Durham Cathedral is celebrating the one year anniversary of its online community, which developed following the cathedrals decision to livestream daily services on Facebook at the start of the UK’s first lockdown.
Durham Cathedral was among the first cathedrals to livestream its daily services on Facebook as the UK went in to lockdown in early 2020, and six months later launched a Community of Prayer to support and foster the growing community of loyal online worshippers.
During the COVID-19 pandemic, close-knit communities of worshippers became familiar with congregating virtually on livestreams of services, and remarkably, the community has continued to thrive as congregations returned to churches, with around 500 people still regularly connecting with the cathedral’s live-streamed services.
Canon Charlie Allen, the member of clergy who established the Community of Prayer, says about its formation, “As the names of those commenting on livestreamed services became familiar and people started getting to know one another online, together we saw an opportunity to build a community with Durham Cathedral’s rhythm of prayer as its heart, regardless of geographic distance.”
Earlier this week, an online service to mark the first year of Durham Cathedral’s Community of Prayer took place to celebrate the success of this unique project which brings together Christians from across the world.

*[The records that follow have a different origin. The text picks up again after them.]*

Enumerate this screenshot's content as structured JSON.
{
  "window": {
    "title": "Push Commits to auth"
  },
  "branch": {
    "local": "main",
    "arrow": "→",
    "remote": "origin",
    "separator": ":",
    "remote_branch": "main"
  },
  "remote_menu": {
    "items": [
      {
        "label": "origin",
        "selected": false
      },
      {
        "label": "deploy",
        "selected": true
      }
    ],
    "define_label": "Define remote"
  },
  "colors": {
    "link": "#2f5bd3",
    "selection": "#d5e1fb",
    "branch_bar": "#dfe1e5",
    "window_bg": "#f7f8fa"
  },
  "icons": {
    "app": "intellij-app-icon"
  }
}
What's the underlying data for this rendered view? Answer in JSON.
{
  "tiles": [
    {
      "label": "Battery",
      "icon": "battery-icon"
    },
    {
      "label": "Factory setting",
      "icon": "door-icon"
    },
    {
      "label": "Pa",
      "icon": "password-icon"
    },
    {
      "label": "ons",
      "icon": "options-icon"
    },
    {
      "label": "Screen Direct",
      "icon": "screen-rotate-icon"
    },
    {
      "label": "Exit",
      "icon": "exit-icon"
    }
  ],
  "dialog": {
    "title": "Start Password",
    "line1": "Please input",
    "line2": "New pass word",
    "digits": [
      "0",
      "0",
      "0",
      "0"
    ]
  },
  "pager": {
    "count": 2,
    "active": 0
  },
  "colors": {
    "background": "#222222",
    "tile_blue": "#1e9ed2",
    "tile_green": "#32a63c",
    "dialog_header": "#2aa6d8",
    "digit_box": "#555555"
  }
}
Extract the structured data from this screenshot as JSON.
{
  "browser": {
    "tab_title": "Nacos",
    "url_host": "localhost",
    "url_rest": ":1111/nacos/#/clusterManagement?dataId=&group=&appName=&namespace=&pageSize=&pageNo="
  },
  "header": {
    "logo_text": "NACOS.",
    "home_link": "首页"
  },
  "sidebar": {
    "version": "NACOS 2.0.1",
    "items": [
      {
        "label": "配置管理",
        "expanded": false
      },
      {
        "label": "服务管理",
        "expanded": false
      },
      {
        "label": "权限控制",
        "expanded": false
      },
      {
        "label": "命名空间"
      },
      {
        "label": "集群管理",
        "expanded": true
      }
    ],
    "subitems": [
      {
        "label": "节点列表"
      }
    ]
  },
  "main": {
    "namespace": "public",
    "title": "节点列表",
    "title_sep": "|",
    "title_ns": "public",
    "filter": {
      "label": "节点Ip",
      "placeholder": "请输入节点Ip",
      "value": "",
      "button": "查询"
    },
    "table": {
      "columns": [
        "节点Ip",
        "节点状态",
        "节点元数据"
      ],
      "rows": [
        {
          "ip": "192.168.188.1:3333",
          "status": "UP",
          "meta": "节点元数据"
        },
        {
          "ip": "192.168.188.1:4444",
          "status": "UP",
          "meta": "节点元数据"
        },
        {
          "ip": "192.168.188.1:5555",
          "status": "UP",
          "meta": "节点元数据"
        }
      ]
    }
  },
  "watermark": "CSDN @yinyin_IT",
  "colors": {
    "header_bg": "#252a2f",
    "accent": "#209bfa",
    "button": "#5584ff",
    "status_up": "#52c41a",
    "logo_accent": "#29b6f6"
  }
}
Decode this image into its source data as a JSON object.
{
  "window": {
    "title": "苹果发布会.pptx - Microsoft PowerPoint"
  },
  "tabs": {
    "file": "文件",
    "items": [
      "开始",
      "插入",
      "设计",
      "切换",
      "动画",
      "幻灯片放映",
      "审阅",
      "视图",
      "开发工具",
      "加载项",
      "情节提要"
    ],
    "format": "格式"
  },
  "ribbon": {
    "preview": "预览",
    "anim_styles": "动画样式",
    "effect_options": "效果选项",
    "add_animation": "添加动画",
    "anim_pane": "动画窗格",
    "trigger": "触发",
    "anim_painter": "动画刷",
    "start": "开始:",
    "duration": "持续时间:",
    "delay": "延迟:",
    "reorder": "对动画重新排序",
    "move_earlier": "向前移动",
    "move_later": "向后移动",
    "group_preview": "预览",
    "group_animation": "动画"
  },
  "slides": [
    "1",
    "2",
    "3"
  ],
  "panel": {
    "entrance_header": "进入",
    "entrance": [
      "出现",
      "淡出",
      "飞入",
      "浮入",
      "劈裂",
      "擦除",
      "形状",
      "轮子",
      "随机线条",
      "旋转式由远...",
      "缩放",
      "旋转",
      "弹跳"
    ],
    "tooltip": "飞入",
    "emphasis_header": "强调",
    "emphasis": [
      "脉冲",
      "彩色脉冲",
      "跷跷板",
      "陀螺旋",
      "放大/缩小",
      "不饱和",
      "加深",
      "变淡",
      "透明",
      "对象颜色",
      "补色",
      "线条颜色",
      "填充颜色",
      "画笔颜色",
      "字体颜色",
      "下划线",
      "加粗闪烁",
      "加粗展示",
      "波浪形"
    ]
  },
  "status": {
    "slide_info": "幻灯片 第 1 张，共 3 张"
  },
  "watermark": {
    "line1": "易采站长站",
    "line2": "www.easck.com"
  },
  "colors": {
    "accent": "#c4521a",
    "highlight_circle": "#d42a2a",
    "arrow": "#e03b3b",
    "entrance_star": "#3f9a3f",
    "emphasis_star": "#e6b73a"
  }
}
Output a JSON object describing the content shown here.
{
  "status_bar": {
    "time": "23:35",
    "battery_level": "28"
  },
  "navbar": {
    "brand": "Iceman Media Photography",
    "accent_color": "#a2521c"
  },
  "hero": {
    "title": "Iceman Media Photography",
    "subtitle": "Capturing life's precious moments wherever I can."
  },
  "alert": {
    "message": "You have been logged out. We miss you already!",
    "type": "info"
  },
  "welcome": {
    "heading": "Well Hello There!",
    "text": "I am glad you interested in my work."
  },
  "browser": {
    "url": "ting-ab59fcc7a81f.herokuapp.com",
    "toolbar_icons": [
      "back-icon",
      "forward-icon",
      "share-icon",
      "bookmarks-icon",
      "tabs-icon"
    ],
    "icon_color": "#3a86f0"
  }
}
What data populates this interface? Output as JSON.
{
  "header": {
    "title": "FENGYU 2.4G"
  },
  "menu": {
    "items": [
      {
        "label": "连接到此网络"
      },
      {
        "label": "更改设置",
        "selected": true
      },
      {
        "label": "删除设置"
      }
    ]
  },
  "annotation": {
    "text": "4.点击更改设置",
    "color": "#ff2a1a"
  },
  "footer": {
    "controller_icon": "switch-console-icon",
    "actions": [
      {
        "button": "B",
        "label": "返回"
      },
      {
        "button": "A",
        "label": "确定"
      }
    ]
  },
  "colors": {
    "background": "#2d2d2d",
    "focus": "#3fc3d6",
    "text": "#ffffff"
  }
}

The community, currently 370 members strong, exists to nurture people on their journey of faith through online worship and virtual gatherings, and is designed to complement experiences with members’ local church communities. Many members, who come world-wide from Australia, Finland, Canada and the Philippines as well as places closer to home in County Durham, have expressed a strong sense of ‘belonging’ to Durham Cathedral that has endured over the past year.
Canon Allen, who gave an address at Monday’s anniversary service, continues, “The community has gone from strength to strength over the past year, with new members joining every day. Durham Cathedral’s online and physically gathered communities are equally treasured. There is crossover between the groups which allows people to maintain their worshipping habits as their circumstances change, including those who would normally join us in person but are now housebound, and students who split time between home and university.”
Anne Robertson from Gateshead is pursuing a life in ministry and has been a member of the Community of Prayer since it first began. She says, “The members of the Community of Prayer have been massively supportive over the past year, not only as regards my journey into ministry, but also over this summer when my Mum was diagnosed with terminal cancer and passed away a few short weeks later.”
Members of the community are encouraged to support each other on the journey of faith, and pledge to follow the cathedral’s daily rhythm of online worship. The Community also offers frequent online Quiet Days which encourage participants to reflect on a given theme, and virtual gatherings and online spaces for connecting with members.
Durham Cathedral looks forward to a bright future for the Community of Prayer and its live streaming of services. Many cathedrals dialed down their livestreams when in-person worshipping was able to return, whereas Durham Cathedral saw the value it brought to digital audiences. Members have spoken about how much they value friendly encouragement by fellow pilgrims on the way of faith. Despite the suffering and hardship endured by so many during the pandemic, the Community of Prayer’s story is one of the joy and hope of its members.